University of Maine head football coach Jordan Stevens is pictured during his time with Yale University. The Temple native and former UMaine standout was named UMaine's coach on Tuesday. Credit: Courtesy of UMaine Athletics

Jordan Stevens’ parents took out a $15,000 loan so he could attend Bridgton Academy after he graduated from Mt. Blue High School in Farmington. His dream was to play football at the University of Maine, but he needed another productive year.

The Temple native excelled at the prep school and earned a scholarship to UMaine, where he was an All-Colonial Athletic Association and All-New England defensive end and was elected a captain for his senior year.

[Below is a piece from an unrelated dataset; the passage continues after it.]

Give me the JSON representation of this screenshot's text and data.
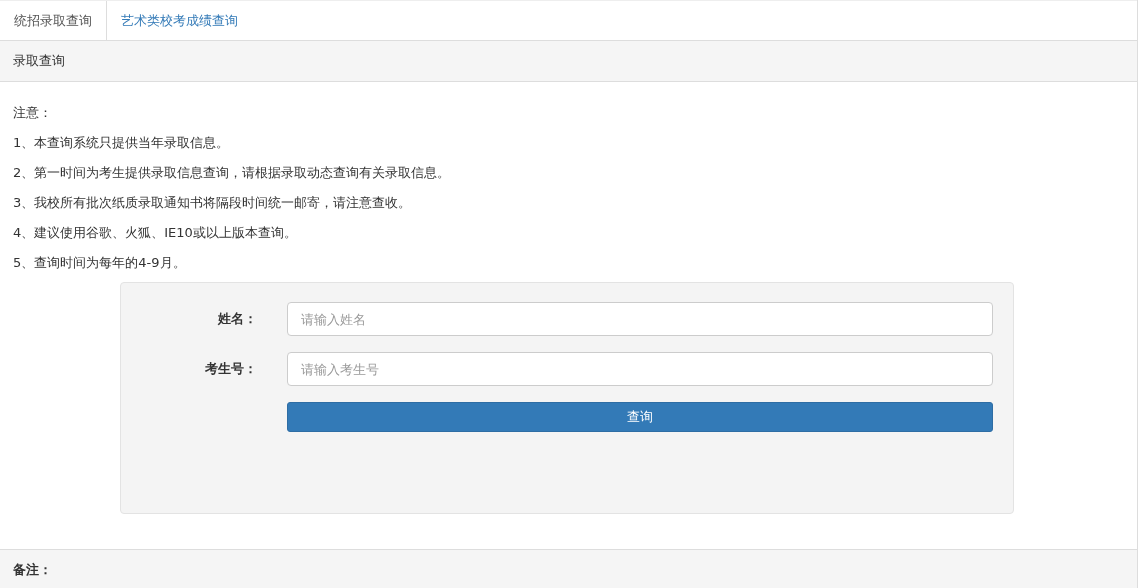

The 34-year-old will be able to repay that loan after being named the head coach at UMaine on Tuesday, earning a four-year contract that will pay him $245,000 per year with two additional years if he has at least one winning CAA season in his first three.

Stevens had been the assistant head coach-co-defensive coordinator and defensive line coach at Yale University. He comes into a program that has tasted success in recent years, winning the CAA title in 2018 and reaching the Football Championship Subdivision semifinals for the first time in program history, going 7-1 in the CAA and 10-4 overall that season.

UMaine has gone 10-10 in CAA play since then, although the team finished with five wins in its last six games this season under third-year head coach Nick Charlton, who left to become the assistant head coach-offensive coordinator at Football Bowl Subdivision team UConn.

“We are going to be a tough, disciplined program that competes in every game,” Stevens said. “We will do a great job preparing for our opponents. Results will come from that.”

He is confident he can recruit the players he needs to compete for playoff berths every year, saying the future upgrades to the football facilities thanks to a $90 million gift from the Harold Alfond Foundation will definitely be beneficial in recruiting.

He said his teams will be “sound” defensively, getting after quarterbacks while giving them complex coverages to analyze. On offense, he wants a vertical passing game within a creative scheme.

“The challenges of being a coach are multifaceted,” Stevens said. “It requires you to be a dynamic person, one who can schematically work within the game, recruit, build relationships and develop young men.

Ken Ralph, UMaine’s director of athletics, said he wants the football program to become a consistent winner and feels Stevens can deliver that, citing his passion for the university as one of the major factors in the search committee’s decision to offer him the job.

“We’ve had good years interspersed with more modest records,” Ralph said. “I want to find a way to sustain excellence.”

It was an unforgettable day for former UMaine head coach and current Colby College coach Jack Cosgrove, who was “fired up” at the news, saying it was one of the toughest moments of his career when Stevens left UMaine to coach at Yale.

“He is incredibly organized and a great recruiter. He is a great evaluator of talent,” Cosgrove said. “He does a great job establishing relationships with recruits and their families. He is able to sell them on what we have to offer.”

Cosgrove said he will never forget the 2008 season when Stevens helped lead the Black Bears to an FCS playoff berth despite a 2-2 start. They lost at Richmond 44-17 in the fourth game of the season and one of the players didn’t seem bothered, angering Stevens.

“We, the coaches, weren’t in the locker room. But, through the walls, we could hear Jordan yelling. He straightened out the player and the team,” he said. We went on to win our next seven games and make the playoffs. No one had such an impact on our team than Jordan had.”

Stevens and his wife, Ellen, have two children, a 3 1/2-year-old daughter, Noella, and a 13-week old son Carson. He said his first order of business will be to meet with the players and that another part of his job will be to interact with the community.

“This means the world to me. I am really going to lead with my heart,” he said. “To work so hard just to get to the University of Maine, to have the success I had as a player and now to go through the process as a coach has been even more rewarding.”